In the wake of Donald Trump’s blowout victory amid the bright lights of the Las Vegas strip, the money has been piling on the billionaire businessman from New York to sweep all aside on the way to a coronation at the Republican convention. But just how smart is this money?
After all, Trump was also favourite to win the Iowa caucuses, not only in the betting markets but also in the polls and the pundits’ conventional wisdom. In the event, he lost Iowa to Ted Cruz, the arch-conservative senator from Texas.
He also only narrowly bested Senator Marco Rubio of Florida, who was suddenly being talked about as the main contender for the nomination – heralding a volatile period that sent the markets haywire.
It seems absurd that Rubio could vault past Trump after placing behind him, but that’s down to a little thing called the expectations game. If you can deflate expectations and come third, that’s somehow seen as better than attracting high expectations and coming second. It may not do much for you in the Olympics, but it matters a lot in politics.
It worked for Rubio until a fateful pre-New Hampshire debate encounter with New Jersey governor, Chris Christie. In a calamity that’s been compared to a scene from The Stepford Wives where a suburban woman suffers a circuitry meltdown, revealing her to be a robot, Rubio haplessly began repeating the same scripted attack on Barack Obama over and over again.
He promptly plummeted in the betting markets’ estimation, and eventually finished a poor fifth in New Hampshire. In his concession speech, he admitted that he had malfunctioned during the debate, but promised that systems were now restored and that no further meltdown would occur.
He seems to have been true to his word, but the drubbing Trump dealt him in the subsequent South Carolina primary suggested that the damage had already been done. Even so, Rubio’s stock had shown remarkable resilience in the betting, vying pre-Nevada with Trump for the shortest odds in the nomination market.
Ted in the water
Meanwhile, Cruz – who won Iowa against the odds – has lengthened to odds usually indicative of someone with no chance at all.
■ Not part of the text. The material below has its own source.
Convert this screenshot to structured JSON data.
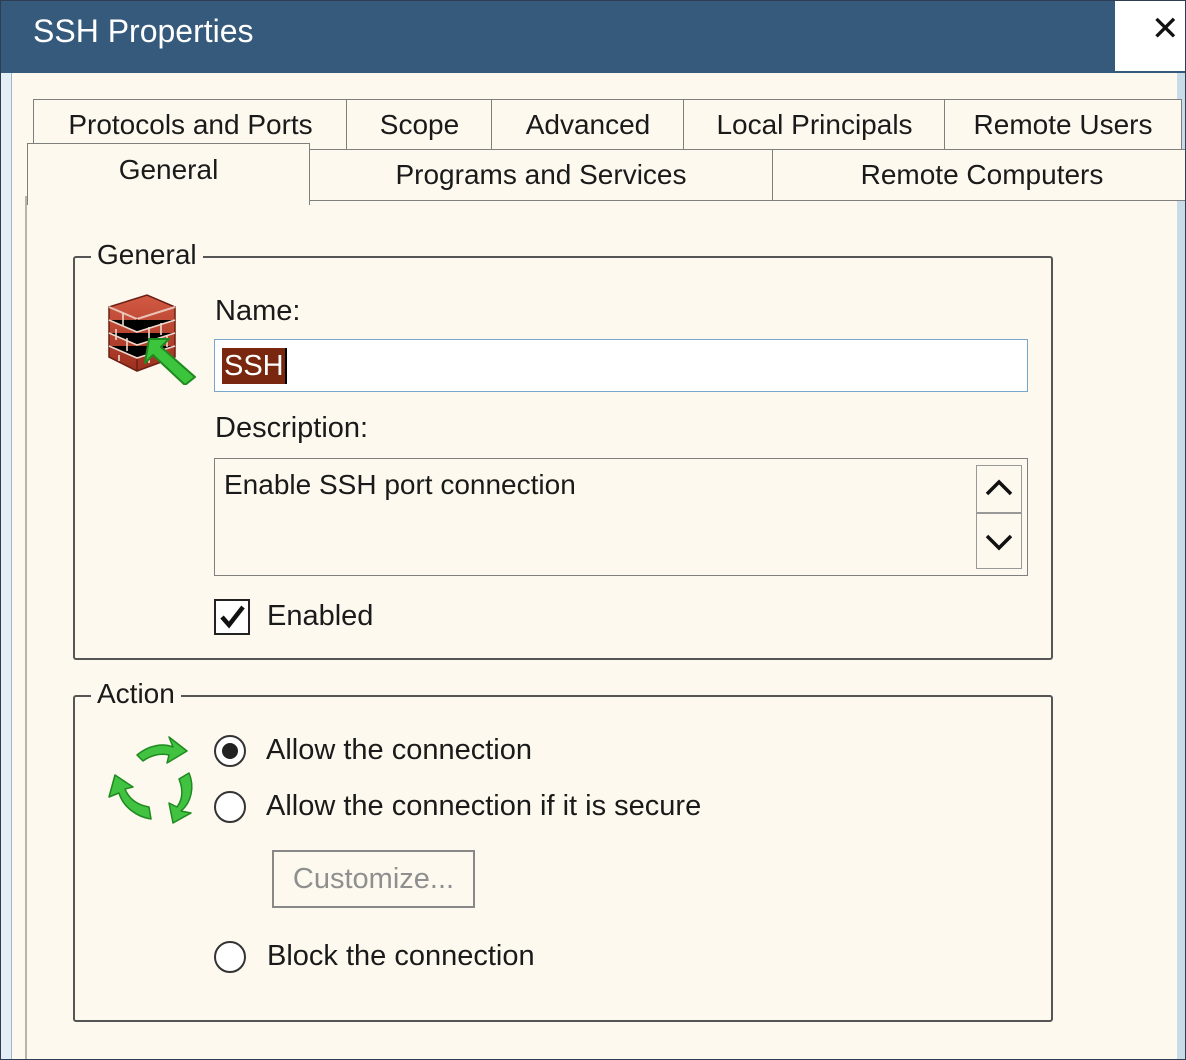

Why so? After all, he only narrowly lost the runner-up slot in South Carolina to Rubio, and performed similarly in Nevada. He also has plenty of money on hand. Part of the reason is that he’s losing against Trump among his own base of arch-conservative religious evangelicals – and was unable to beat Rubio even in South Carolina, whose demographics should have made it prime Cruz territory.
The Cruz brand has also earned something of a reputation for dirty tricks. On the night of the Iowa caucuses his team spread rumours that rival candidate Ben Carson was bowing out of the race. Before South Carolina, the campaign clumsily photoshopped Rubio’s onto someone else shaking hands with Obama at the White House. Most recently, they released a video in which subtitles over Rubio’s slightly garbled speech suggest he was mocking the Bible, when in fact he did the exact opposite.
So where can Cruz go? Home to Texas, where he’ll be hoping for a very strong showing when the state holds its primary on March 1. He’ll need to win big to change the betting markets’ mind: they put his odds of clinching the keys to the White House at as long as 150-to-1.
On with the show
With Nevada out of the way and the Trump campaign in full swing, the markets see the future pretty clearly.
Trump is now trading at short odds on (2-to-5) to win the Republican nomination, while Rubio is available at about 3-to-1 against. That makes Trump the roughly 7-in-10 favourite to become the Republican standard-bearer for the general election, with Rubio’s chances about 1-in-4.
The odds have been shuffled on the Democratic side too. The “Bern” that Bernie Sanders was feeling after routing Hillary Clinton in New Hampshire was reduced to something of a fizzle in Nevada, where she beat him by a comfortable five points. Nevada’s caucuses resolve ties by means of a card draw. At one deadlocked caucus in the town of Pahrump, an ace was drawn for Clinton against a six for Sanders, an apt representation of the night he had.
Sanders now faces Clinton in South Carolina, where she’s the heavy favourite. She’s also now a best priced 1-to-6 to secure the nomination, as a slew of southern and western states expected to fall to her line up to vote in the next three weeks. She is currently the odds on favourite (4-to-5) to win the presidency.
And so they all march on to Super Tuesday, when an array of states large and small will make their decisions – and potentially scramble the odds once again.
Professor Leighton Vaughan Williams
Director of the Betting Research Unit and Political Forecasting Unit
Nottingham Business School
This article was originally published by The Conversation